Islip Town supervisor Angie Carpenter and Suffolk County executive Steve Bellone were joined by community leaders and elected officials in a groundbreaking ceremony on a long-awaited project that will connect the Lexington Village Condominium complex to the Suffolk County sewer system.
The $4.3 million project will connect the 170-unit housing complex, located in an environmental justice community, to the Suffolk County Sewer District No. 3 Southwest.
“This project is a shining example of intergovernmental cooperation. As elected officials, it is our responsibility to ensure that everyone enjoys a standard of living and quality of life. This sewer connection addresses an environmental concern by cleaning up the water being discharged into the ground and provides a more sustainable development. It also puts an end to trying to maintain the current failing system, which had been a costly and untenable expense for residents,” said Carpenter.
Suffolk County and the Town of Islip are each contributing $700,000 in funding to allow the project to move forward after initial bids for the project came in higher than anticipated. The entirety of the project will be covered through municipal funding and will not be passed along to Lexington Village, where the majority of residents receive public assistance.
“The groundbreaking at Lexington Village highlights the significant progress we have made to take historic measures in order to reclaim our water and improve our wastewater infrastructure throughout all our communities in Suffolk County,” said Bellone. “This project is a result of community-based planning and collaborative partnerships. I thank supervisor Carpenter and the Town of Islip for their unwavering commitment to enhance the quality of life and provide much needed relief for the residents of Lexington Village.”

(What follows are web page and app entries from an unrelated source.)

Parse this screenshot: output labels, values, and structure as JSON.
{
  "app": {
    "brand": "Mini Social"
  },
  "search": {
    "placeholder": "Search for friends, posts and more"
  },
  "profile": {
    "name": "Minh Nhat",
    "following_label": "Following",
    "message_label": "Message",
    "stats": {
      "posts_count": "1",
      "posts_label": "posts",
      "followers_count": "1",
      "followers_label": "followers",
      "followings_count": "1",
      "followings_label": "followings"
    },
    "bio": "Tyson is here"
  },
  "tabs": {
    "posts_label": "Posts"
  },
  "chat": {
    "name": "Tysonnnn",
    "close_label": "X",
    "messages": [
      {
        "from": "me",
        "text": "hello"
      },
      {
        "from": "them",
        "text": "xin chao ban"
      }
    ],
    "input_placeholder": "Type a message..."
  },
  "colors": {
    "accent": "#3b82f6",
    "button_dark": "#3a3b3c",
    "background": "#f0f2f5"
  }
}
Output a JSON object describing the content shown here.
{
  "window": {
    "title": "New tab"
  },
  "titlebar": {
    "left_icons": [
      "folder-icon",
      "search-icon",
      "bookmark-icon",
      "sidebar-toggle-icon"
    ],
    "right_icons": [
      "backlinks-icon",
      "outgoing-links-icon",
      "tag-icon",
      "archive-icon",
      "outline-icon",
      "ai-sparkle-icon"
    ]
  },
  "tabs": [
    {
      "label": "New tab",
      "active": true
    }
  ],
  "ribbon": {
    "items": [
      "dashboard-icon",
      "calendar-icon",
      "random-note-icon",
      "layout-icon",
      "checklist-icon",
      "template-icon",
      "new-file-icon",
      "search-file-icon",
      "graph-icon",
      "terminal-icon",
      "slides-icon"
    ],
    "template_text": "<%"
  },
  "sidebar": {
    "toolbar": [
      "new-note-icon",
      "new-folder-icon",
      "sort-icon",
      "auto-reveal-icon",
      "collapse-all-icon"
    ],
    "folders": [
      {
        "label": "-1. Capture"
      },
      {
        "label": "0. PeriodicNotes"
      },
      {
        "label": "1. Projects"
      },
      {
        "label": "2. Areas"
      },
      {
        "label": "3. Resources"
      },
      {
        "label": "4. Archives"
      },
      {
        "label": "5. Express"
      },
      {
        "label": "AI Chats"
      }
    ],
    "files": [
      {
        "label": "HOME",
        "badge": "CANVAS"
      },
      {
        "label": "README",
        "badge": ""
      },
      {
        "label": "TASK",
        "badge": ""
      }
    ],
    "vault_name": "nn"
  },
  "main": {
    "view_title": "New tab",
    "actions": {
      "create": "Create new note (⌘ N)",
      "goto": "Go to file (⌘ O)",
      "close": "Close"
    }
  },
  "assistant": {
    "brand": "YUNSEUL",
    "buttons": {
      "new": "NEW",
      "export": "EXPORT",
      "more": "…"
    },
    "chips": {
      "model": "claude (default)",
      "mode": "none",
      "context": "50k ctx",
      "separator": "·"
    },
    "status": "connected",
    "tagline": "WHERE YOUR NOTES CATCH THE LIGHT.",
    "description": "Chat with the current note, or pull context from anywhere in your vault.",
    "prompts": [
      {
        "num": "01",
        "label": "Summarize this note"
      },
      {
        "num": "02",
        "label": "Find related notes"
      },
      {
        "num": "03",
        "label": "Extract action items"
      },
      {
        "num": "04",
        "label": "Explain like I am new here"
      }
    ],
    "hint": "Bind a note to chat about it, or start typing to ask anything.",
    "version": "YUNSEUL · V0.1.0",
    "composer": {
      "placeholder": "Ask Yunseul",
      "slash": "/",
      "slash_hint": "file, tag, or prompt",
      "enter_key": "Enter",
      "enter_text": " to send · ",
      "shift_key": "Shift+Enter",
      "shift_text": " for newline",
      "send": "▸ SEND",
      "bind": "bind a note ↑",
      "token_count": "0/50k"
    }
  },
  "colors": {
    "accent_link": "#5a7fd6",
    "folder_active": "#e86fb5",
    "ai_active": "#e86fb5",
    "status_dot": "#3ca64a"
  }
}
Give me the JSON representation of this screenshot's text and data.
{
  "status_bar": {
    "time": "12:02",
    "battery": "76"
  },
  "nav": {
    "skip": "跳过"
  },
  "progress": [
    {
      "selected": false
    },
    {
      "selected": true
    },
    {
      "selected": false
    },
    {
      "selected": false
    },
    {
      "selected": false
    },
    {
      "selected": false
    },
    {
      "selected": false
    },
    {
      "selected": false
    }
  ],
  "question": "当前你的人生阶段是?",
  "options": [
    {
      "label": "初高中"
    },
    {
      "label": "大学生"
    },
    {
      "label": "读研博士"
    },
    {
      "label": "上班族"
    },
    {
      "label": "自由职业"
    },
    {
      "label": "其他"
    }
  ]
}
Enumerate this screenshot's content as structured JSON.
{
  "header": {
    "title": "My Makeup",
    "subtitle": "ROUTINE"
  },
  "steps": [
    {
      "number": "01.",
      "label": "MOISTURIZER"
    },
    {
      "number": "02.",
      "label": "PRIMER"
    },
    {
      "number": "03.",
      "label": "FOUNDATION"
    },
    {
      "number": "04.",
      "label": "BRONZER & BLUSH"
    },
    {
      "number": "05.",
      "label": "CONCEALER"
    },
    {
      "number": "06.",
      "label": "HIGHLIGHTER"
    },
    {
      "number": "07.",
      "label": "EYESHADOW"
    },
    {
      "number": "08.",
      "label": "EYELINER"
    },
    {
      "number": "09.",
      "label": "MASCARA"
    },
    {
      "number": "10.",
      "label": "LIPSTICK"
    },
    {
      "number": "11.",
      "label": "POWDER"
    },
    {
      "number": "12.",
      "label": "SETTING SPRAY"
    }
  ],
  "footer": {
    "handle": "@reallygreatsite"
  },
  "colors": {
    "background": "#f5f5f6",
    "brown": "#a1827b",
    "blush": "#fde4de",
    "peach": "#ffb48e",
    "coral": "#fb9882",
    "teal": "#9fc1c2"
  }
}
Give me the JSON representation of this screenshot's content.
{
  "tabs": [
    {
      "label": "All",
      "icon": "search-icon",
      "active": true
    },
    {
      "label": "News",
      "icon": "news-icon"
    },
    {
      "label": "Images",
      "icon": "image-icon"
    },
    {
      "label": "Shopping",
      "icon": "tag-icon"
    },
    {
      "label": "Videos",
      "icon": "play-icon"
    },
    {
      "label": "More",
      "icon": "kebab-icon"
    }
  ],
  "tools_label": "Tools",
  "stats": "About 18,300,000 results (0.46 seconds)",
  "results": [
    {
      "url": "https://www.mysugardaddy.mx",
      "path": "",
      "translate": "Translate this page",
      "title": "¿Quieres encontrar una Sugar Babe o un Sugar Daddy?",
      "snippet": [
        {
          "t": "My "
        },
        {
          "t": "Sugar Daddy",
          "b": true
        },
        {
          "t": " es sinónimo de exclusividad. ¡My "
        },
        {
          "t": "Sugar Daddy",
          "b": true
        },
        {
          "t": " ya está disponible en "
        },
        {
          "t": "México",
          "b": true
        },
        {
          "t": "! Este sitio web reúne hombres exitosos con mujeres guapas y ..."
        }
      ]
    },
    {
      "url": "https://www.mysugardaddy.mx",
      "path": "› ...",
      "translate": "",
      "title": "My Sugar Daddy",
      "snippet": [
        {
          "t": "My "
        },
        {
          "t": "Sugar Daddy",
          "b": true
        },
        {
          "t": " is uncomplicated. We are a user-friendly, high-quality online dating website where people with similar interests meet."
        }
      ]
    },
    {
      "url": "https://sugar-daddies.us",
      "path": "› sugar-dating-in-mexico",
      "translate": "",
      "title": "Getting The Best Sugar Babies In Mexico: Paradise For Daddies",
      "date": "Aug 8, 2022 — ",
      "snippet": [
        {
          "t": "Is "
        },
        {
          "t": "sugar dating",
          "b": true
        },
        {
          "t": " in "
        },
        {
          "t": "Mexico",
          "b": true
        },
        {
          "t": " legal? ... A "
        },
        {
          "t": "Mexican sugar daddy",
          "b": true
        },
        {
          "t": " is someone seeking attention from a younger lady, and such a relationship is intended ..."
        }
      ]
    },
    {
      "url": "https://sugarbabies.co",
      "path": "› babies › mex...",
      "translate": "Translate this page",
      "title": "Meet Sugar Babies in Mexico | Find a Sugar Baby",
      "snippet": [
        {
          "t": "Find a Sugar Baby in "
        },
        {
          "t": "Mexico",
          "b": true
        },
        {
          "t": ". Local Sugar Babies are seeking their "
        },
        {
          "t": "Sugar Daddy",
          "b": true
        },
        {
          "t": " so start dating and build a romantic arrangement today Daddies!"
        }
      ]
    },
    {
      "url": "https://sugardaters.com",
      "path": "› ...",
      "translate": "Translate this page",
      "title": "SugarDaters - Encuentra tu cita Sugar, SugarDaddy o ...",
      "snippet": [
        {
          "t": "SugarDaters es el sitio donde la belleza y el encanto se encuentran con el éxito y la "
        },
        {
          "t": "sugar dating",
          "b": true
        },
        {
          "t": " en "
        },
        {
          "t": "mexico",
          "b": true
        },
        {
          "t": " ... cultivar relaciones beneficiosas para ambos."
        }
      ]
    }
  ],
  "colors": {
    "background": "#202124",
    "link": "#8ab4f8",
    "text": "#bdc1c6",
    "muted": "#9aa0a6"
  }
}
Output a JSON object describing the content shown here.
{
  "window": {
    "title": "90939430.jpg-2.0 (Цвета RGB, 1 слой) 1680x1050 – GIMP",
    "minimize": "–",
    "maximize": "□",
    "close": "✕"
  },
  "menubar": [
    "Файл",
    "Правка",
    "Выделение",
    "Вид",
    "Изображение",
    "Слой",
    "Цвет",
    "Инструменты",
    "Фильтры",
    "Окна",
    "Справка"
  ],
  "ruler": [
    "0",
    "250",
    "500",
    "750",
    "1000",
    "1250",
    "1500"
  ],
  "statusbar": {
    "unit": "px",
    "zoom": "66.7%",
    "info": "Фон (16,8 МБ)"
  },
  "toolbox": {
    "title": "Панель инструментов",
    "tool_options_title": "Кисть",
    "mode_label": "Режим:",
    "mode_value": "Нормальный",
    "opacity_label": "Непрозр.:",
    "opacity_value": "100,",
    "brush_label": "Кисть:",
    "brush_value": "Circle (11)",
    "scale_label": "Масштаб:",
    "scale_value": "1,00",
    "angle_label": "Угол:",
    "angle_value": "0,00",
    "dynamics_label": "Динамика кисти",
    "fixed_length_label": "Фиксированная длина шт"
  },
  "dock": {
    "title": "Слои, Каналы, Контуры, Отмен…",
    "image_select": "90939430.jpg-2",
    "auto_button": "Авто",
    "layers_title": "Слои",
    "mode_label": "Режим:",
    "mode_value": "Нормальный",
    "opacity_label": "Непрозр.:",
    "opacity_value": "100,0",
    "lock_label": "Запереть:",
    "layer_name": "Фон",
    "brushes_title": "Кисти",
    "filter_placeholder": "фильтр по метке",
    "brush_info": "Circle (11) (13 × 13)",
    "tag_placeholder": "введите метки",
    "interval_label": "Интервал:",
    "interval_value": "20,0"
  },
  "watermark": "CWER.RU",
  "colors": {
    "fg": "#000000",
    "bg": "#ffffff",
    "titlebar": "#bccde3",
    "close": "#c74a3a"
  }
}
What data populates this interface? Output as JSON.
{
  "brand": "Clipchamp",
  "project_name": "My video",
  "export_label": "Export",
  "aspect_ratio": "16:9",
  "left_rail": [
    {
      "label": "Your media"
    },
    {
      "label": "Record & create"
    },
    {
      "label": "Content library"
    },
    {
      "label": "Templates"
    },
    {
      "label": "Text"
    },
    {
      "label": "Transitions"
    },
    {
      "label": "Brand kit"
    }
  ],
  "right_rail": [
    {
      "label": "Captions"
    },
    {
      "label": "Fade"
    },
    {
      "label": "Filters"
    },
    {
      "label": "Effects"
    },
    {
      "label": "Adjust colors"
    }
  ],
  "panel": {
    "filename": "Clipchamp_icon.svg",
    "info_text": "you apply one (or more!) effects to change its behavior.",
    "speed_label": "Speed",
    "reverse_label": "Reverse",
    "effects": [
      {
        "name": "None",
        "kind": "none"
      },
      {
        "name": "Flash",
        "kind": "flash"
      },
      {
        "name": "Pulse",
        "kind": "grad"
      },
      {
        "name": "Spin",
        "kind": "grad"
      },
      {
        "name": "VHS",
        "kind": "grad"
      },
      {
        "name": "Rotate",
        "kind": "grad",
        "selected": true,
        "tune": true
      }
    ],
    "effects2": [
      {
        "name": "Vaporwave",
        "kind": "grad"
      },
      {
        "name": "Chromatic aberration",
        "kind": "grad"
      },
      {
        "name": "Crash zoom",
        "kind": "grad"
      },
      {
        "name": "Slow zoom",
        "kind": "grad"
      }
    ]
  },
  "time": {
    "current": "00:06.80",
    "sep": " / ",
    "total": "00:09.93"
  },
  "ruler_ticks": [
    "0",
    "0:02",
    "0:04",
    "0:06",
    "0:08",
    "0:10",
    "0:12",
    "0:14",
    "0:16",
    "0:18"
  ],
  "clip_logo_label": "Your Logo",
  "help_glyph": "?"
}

The project entails the decommissioning, demolishing, and removal of the property’s existing sewage treatment plan, and will redirect the system to a nearby sewage pump station, connecting to the county’s sewer system. Construction of the project is expected to take approximately eight months.